15. Garden Phlox

Scientific Name: Phlox paniculata

This perennial is especially good for filling in rose bushes. It’s a medium-height groundcover plant with thick clumps of blooms. You can also plant tall garden phlox as a backdrop for your roses.

You can also find variations of garden phlox that are resistant to powdery mildew. This will decrease the chances of powdery mildew finding its way to your roses.

16. Woodland Phlox

Scientific Name: Phlox divaricata

Another phlox type that makes a great companion plant for roses is the woodland or blue phlox. This is a shorter plant than garden phlox, so it’s also good for filling in gaps.

But it can be even better in front of roses because it’s much more shade tolerant. It also thrives in moist, well-drained soil.

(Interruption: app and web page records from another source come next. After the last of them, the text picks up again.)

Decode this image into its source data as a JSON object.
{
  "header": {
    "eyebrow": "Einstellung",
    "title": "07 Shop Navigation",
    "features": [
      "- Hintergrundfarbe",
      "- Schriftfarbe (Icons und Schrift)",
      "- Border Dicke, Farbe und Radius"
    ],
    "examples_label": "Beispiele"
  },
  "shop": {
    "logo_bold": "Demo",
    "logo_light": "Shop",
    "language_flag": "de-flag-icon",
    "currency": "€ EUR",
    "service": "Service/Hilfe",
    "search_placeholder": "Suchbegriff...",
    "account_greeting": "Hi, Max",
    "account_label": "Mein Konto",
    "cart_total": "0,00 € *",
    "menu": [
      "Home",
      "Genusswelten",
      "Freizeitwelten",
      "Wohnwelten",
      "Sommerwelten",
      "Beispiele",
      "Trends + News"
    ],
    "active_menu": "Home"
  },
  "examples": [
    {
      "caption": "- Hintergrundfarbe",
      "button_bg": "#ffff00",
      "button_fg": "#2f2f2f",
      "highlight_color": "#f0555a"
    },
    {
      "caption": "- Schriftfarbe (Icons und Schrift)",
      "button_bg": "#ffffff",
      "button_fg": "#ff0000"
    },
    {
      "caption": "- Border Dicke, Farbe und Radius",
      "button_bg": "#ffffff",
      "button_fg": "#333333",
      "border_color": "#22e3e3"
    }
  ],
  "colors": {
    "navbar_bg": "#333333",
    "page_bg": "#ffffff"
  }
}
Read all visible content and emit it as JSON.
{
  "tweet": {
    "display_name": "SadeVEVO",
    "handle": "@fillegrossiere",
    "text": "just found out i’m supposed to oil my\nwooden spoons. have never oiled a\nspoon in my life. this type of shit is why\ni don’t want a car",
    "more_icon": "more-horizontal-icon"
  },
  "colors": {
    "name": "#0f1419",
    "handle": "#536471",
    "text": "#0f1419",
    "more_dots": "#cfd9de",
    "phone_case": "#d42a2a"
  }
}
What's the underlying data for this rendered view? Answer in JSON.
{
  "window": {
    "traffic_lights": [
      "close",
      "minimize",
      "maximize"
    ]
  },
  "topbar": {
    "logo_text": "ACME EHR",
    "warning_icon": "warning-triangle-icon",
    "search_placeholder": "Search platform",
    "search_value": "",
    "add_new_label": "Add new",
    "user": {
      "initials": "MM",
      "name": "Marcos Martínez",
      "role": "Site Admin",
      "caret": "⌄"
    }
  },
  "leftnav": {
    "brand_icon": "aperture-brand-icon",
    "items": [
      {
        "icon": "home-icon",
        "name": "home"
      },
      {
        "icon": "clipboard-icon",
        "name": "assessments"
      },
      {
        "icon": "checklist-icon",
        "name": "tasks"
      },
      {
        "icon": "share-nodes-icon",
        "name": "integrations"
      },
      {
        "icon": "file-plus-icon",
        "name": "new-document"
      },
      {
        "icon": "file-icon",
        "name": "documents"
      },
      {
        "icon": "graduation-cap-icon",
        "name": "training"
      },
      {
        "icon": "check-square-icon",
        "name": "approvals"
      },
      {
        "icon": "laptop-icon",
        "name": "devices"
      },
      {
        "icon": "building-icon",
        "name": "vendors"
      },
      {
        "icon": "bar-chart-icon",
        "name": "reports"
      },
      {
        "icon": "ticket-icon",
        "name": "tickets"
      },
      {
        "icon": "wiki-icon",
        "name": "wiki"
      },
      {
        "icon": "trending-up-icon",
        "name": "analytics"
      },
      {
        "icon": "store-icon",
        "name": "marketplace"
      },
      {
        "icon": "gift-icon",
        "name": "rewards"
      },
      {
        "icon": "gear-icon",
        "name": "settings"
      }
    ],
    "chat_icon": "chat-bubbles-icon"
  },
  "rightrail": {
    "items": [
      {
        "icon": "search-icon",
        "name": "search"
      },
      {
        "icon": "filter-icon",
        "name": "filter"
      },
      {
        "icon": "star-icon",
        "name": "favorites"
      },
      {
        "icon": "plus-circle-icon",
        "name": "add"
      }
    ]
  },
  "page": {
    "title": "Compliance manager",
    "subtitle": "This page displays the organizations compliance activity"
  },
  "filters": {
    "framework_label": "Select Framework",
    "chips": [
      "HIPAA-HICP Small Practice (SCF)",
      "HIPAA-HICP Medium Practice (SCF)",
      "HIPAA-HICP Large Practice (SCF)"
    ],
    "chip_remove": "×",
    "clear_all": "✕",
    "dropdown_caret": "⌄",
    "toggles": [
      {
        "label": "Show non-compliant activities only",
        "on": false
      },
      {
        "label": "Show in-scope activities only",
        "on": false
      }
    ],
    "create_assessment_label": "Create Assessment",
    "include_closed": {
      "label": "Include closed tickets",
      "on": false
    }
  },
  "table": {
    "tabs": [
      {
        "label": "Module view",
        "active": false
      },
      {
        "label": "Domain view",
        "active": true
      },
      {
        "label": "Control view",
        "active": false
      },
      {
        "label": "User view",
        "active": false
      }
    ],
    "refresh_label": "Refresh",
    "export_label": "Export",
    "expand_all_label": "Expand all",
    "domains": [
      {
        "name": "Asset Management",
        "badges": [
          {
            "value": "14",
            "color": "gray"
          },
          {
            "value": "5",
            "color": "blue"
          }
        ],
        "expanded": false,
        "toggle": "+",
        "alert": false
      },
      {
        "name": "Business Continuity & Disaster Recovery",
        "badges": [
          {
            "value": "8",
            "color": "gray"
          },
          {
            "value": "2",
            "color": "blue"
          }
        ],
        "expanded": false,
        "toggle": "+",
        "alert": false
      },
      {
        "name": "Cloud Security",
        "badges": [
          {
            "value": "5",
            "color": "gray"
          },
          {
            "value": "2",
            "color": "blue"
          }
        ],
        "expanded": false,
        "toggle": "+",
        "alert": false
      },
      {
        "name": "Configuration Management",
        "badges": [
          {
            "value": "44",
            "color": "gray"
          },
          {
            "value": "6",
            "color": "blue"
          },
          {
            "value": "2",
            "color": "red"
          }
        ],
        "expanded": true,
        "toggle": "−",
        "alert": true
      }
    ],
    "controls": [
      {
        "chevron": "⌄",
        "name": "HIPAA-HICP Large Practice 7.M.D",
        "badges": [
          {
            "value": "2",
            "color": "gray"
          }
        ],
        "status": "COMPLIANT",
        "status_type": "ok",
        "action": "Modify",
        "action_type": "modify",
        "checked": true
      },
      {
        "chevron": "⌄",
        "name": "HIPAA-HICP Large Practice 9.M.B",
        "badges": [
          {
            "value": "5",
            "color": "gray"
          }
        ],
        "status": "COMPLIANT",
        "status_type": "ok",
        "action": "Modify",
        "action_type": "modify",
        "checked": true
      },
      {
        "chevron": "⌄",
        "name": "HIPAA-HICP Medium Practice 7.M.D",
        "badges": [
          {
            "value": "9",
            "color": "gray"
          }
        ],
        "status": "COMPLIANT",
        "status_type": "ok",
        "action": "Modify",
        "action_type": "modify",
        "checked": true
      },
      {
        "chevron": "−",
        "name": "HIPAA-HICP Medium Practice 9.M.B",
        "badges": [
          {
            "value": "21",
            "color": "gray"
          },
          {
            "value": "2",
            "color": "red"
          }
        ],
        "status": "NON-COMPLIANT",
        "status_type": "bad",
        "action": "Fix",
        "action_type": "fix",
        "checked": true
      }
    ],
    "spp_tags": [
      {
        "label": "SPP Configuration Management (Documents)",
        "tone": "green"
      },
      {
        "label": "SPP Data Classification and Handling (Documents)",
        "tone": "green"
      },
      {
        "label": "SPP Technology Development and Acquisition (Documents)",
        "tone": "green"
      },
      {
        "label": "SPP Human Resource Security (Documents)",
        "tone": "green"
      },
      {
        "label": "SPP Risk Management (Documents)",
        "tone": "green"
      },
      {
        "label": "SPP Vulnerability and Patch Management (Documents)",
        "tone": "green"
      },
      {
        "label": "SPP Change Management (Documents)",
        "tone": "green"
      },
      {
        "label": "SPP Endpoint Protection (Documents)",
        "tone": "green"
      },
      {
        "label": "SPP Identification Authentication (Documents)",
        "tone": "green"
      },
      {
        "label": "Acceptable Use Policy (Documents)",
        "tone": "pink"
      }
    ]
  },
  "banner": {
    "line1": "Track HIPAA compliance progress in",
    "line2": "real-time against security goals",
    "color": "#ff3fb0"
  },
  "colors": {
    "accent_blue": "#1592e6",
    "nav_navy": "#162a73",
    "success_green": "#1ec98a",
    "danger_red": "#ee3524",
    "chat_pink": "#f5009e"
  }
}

Since the blooms are often blue or violet, they can offer a nice contrast to warmer-colored roses. 

17. Lady’s Mantle

Scientific Name: Alchemilla mollis

Lady’s mantle is a great plant to fill in rose bushes without overpowering the blooms. Instead of large, individual blooms like roses, the lady’s mantle produces clumps of very small, fluffy yellow flowers.

This makes it more visually appealing than just plain greenery, but it doesn’t compete with your roses for focal points.

Lady’s mantle is also not very fussy. It tolerates a range of sun and shade conditions, so it can do well in sunny areas or in the shade of your rose bushes.

Lucy Young

Meet Lucy, a seasoned gardener with a green thumb and a wealth of experience cultivated over 10 years in her own backyard oasis. Now, she channels her passion into writing, sharing invaluable gardening knowledge on her website. From nurturing plants to expert pruning techniques, Lucy's articles are a treasure trove for both seasoned enthusiasts and budding gardeners. Join her on this leafy journey as she sprinkles insights, tips, and tricks to help you create your own flourishing paradise. Get ready to dig into her gardening wisdom and unlock the secrets of a thriving garden!

Recent Posts